The facts of this case, and indeed every case, are distinct and each case turns on its own specific facts.

From the available case law there are some common elements of service, consultancy, agents and contractors agreements which may expose a business to heightened risk. For example:

 

Higher risk (don’t)

Lower risk (do instead)

Work Hours (control)

A ‘specialist’ is required to work specific hours, or to attend the Business on regular/ set days or times.

A specialist is required to provide notice if they will not be at work or if they intend to take leave.

Specialists have discretion about when to work, including the days and hours that they do so.

Specialists are able to (and do) work at other unrelated businesses.

Invoicing

Invoices to clients/customers are issued under the Business name or ABN (for medical practices - noting the Doctor’s Medicare number does not mitigate this).

Invoices are issued in the name of the specialist and their ABN.

Fee collection

Client/customer fees are collected on behalf of specialists and received into the general business bank account (i.e. the same account used to pay general business expenses including wages).

Client/customer fees are either collected into a separate account used solely for this purpose and then held on trust for a specialist (essentially a clearing account).

Alternatively, the fees are paid direct to the specialist who is then invoiced by the business for any service fees (i.e. fees less commission or service charges).

Advertising

Advertising portrays the business as the provider of the services and the specialist as a member of the business.

The business is advertised as a place for patients to visit their specialist.

Restraints

A specialist is restricted from working in competition with the business for a set period within a set area after they cease engagement with the business.

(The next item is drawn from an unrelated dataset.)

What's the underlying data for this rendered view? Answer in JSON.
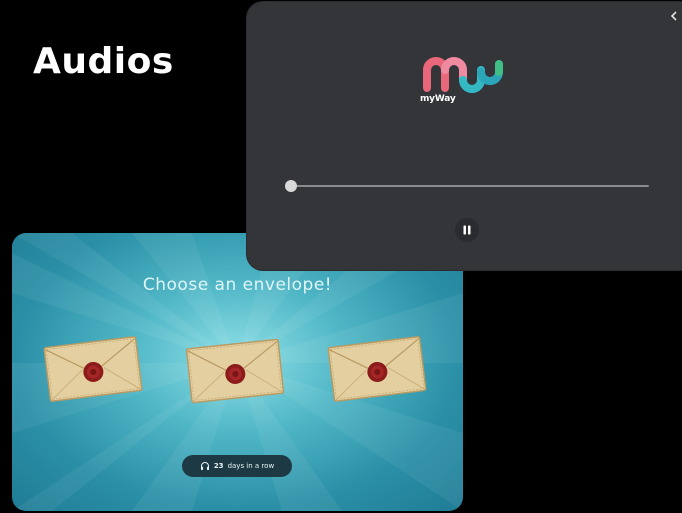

A specialist is only restricted from soliciting staff, clients/customers and other specialists for a period after they cease engagement with the business but otherwise free to conduct their own business elsewhere if they so choose.

Written Agreements

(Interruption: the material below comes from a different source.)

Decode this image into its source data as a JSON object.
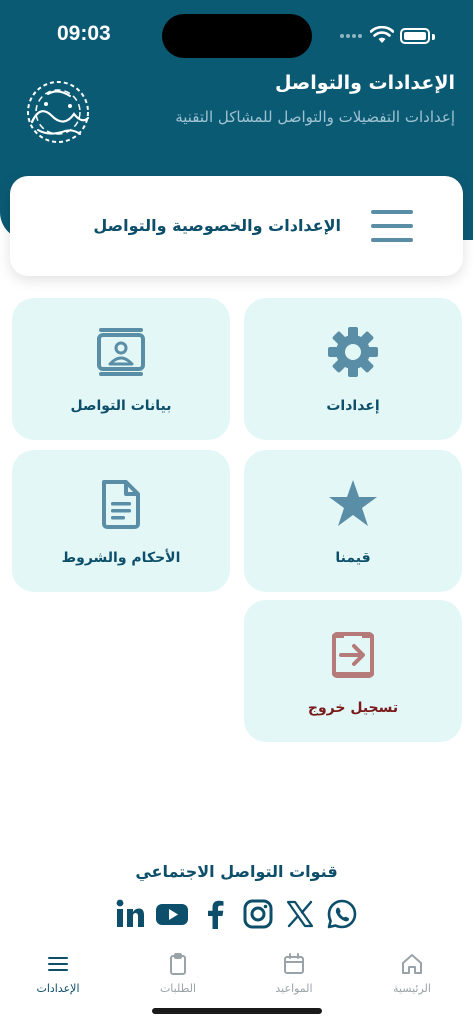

Using verbal or short form letter agreements are not sufficient and will leave the business exposed.

Ensure the business has written agreements in place between the business and the specialists and that it is regularly reviewed. The terms of the agreement must then be followed to in order to avoid conflicts.

 

For medical practices now is an excellent time to roll out new precedent service agreements as most medical practitioners are aware of the Thomas and Naaz decision.

You should seek proper legal advice to ensure:

  1. that your service, agency, contractor or consultant agreements are up to date and comprehensive;
  2. that appropriate systems are in place to enforce the agreements.

To get in contact, simply send us an email or call 07 3220 1144 to discuss your specific circumstances.

The information in this blog is intended only to provide a general overview and has not been prepared with a view to any particular situation or set of circumstances. It is not intended to be comprehensive nor does it constitute legal advice. While we attempt to ensure the information is current and accurate we do not guarantee its currency and accuracy. You should seek legal or other professional advice before acting or relying on any of the information in this blog as it may not be appropriate for your individual circumstances.